Despite Daniel’s bold and caring call to repentance, king Nebuchadnezzar perused his kingdom and boasted in his accomplishments (Dan. 4:28-30). The man was filled with pride. While uttering words of pride, a voice from Heaven spoke, “O King Nebuchadnezzar, to you it is spoken: The kingdom has departed form you” (Dan. 4:31). He was then driven from the palace to pasture and behaved like a beast for seven years (Dan. 4:32-33).
Nebuchadnezzar’s Restoration Daniel 4:34-37
At the end of this time, Nebuchadnezzar was humbled. He lifted up his eyes to Heaven (cf. Psalm 123:1; Isaiah 40:26; 51:6), and then his sanity returned and he praised the Most High God (Dan. 4:34). The Lord restored to him his sanity and kingdom with greater abundance (4:36). Nebuchadnezzar declared, “I, Nebuchadnezzar, praise and extol and honour the King of heaven, for all his works are right and his ways are just; and those who walk in pride he is able to humble” (Dan. 4:37).

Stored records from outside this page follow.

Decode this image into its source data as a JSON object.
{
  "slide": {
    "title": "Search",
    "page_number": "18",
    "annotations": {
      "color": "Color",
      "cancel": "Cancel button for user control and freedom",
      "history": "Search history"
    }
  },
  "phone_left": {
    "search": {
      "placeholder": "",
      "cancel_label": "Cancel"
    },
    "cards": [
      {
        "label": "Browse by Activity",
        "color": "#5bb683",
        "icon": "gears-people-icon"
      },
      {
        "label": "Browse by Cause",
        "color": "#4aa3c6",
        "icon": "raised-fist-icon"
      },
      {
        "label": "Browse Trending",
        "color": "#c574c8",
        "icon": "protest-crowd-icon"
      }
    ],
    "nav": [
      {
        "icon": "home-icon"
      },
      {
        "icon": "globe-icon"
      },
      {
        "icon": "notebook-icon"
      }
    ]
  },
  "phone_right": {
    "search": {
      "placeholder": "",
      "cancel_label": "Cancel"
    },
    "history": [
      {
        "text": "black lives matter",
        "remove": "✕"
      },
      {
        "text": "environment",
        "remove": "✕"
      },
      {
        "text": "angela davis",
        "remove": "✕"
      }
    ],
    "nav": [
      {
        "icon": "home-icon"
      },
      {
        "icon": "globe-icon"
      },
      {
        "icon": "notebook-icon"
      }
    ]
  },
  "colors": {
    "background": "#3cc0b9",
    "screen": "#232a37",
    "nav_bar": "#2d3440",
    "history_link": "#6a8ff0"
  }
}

What do we learn from such a striking and humbling event in the life of Nebuchadnezzar? I offer the following points in conclusion.
Firstly, the Lord is in control of all events and circumstances (Dan. 4:17, 25, 32). Secondly, we are to praise and honour God for all that we have (Dan. 4:2-3). Thirdly, we are to walk humbly before the Lord (Dan. 4:37), depending on Him for everything (Dan. 4:34-35). Finally, let us look to Jesus Christ who humbled Himself and was then highly exalted as the King of kings and Lord of lords (Phil 2:5-11).